I told my parents all this, and the boy who was bruised did the same. My parents and the boy’s parents proceeded to make ourselves highly unpopular by asking the school board for her removal. As an esteemed town paragon, this did not go over well. No one wanted to remove Mrs. M., and although they finally had no other choice, everyone in the town — adults in particular — resented the fact that the two families had spoken up. Local parents, due to politics, would have preferred to keep an abusive teacher in place.
I transferred to another high school nearby in my junior year. The previous English teacher had quit after putting up with years of complaints that she was “too hard” and “why did you fail my kid?” Her replacement was anything but challenging, and since she seemed more interested in being our buddy than our teacher, I had a very hard time respecting her. As fate would have it, the dreaded “hard” Mrs. C. returned for our last six weeks of school while the new teacher was on maternity leave. When you really love and admire a teacher, you have a sort of crush on them. It’s an interesting emotion; it’s not romantic, it’s a little parental, and it’s sort of like reverence for deity. I had that kind of crush on Mrs. C. Too hard? She knew her stuff. She was stimulating. Yet, here was the woman so harried by parental complaints that she ditched it all to be a stay-at-home mom. A gem of a teacher, lost forever.
Some parents are guilty of neglect, and pay little attention to what goes on in their kids’ schools. But some parents are guilty of the opposite, and they perceive their children’s struggles and battles as their own. So when a teacher is challenging, or disciplines such a child, the child is well indoctrinated to take their umbrage home to their parents, who will then wear the mantle themselves. “How dare she! What do you mean you got a D?” The parent, geared to fight their children’s battles for them, buckles on their rhetorical sword and proceeds to complain to the teacher, to the administration, or to anyone who will listen.

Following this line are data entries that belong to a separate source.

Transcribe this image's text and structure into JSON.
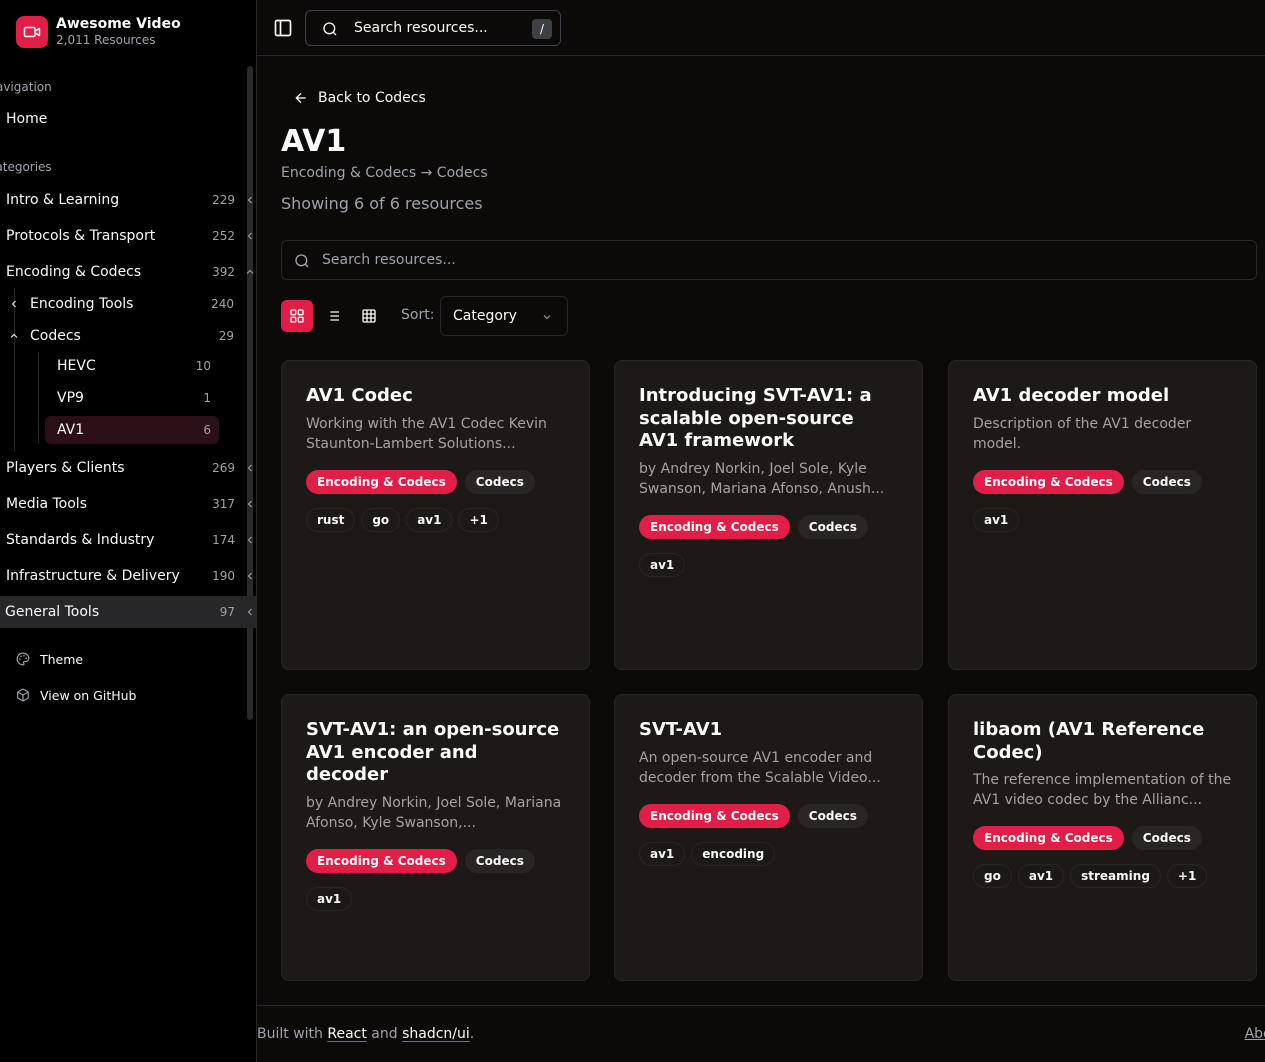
{
  "brand": {
    "title": "Awesome Video",
    "subtitle": "2,011 Resources"
  },
  "sidebar": {
    "navigation_label": "Navigation",
    "home": "Home",
    "categories_label": "Categories",
    "categories": [
      {
        "label": "Intro & Learning",
        "count": "229"
      },
      {
        "label": "Protocols & Transport",
        "count": "252"
      },
      {
        "label": "Encoding & Codecs",
        "count": "392"
      },
      {
        "label": "Players & Clients",
        "count": "269"
      },
      {
        "label": "Media Tools",
        "count": "317"
      },
      {
        "label": "Standards & Industry",
        "count": "174"
      },
      {
        "label": "Infrastructure & Delivery",
        "count": "190"
      },
      {
        "label": "General Tools",
        "count": "97"
      }
    ],
    "subcategories": [
      {
        "label": "Encoding Tools",
        "count": "240"
      },
      {
        "label": "Codecs",
        "count": "29"
      }
    ],
    "codecs": [
      {
        "label": "HEVC",
        "count": "10"
      },
      {
        "label": "VP9",
        "count": "1"
      },
      {
        "label": "AV1",
        "count": "6"
      }
    ],
    "footer": {
      "theme": "Theme",
      "github": "View on GitHub"
    }
  },
  "topbar": {
    "search_placeholder": "Search resources...",
    "shortcut": "/"
  },
  "page": {
    "back": "Back to Codecs",
    "title": "AV1",
    "breadcrumb": "Encoding & Codecs → Codecs",
    "showing": "Showing 6 of 6 resources",
    "search_placeholder": "Search resources...",
    "sort_label": "Sort:",
    "sort_value": "Category"
  },
  "cards": [
    {
      "title": "AV1 Codec",
      "desc": "Working with the AV1 Codec Kevin Staunton-Lambert Solutions...",
      "category": "Encoding & Codecs",
      "subcategory": "Codecs",
      "tags": [
        "rust",
        "go",
        "av1",
        "+1"
      ]
    },
    {
      "title": "Introducing SVT-AV1: a scalable open-source AV1 framework",
      "desc": "by Andrey Norkin, Joel Sole, Kyle Swanson, Mariana Afonso, Anush...",
      "category": "Encoding & Codecs",
      "subcategory": "Codecs",
      "tags": [
        "av1"
      ]
    },
    {
      "title": "AV1 decoder model",
      "desc": "Description of the AV1 decoder model.",
      "category": "Encoding & Codecs",
      "subcategory": "Codecs",
      "tags": [
        "av1"
      ]
    },
    {
      "title": "SVT-AV1: an open-source AV1 encoder and decoder",
      "desc": "by Andrey Norkin, Joel Sole, Mariana Afonso, Kyle Swanson,...",
      "category": "Encoding & Codecs",
      "subcategory": "Codecs",
      "tags": [
        "av1"
      ]
    },
    {
      "title": "SVT-AV1",
      "desc": "An open-source AV1 encoder and decoder from the Scalable Video...",
      "category": "Encoding & Codecs",
      "subcategory": "Codecs",
      "tags": [
        "av1",
        "encoding"
      ]
    },
    {
      "title": "libaom (AV1 Reference Codec)",
      "desc": "The reference implementation of the AV1 video codec by the Allianc...",
      "category": "Encoding & Codecs",
      "subcategory": "Codecs",
      "tags": [
        "go",
        "av1",
        "streaming",
        "+1"
      ]
    }
  ],
  "footer": {
    "built_with": "Built with",
    "react": "React",
    "and": "and",
    "shadcn": "shadcn/ui",
    "period": ".",
    "about": "About"
  },
  "colors": {
    "accent": "#e11d48",
    "background": "#0c0a09",
    "card": "#1c1917",
    "muted": "#a1a1aa"
  }
}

If the school administration is toxic, great teachers probably won’t get the backup they need to face down these Parent Warriors. If the school administration is supportive, however, Parent Warriors may find their recourse in gossip about the “terrible teacher who had the audacity to ask their child to behave and learn.” Mrs. Towry was the beneficiary of such gossip, but so was Mrs. C. and so many other excellent teachers.
School officials and teachers sometimes do screw up, and sometimes badly. But parents who overestimate their children’s genius and capacity for misbehavior and untruthfulness often do more harm for their child than good by abusing teachers who are literally on the front lines every day, trying to cajole Dick and Jane into allowing some knowledge into their heads. It can be a thankless task.
So the next time you complain about teachers, take a good look in the mirror and ask yourself, “Am I part of the problem?” If your child cannot take feedback now, then they will struggle to take feedback in the workforce, and this will make them unemployable. And if your child cannot face the consequences of their choices and actions, then you will find yourself bailing them out forever. Challenges are good. Failure can be instructive. Consequences teach responsibility. You should want your kid to learn these lessons, too.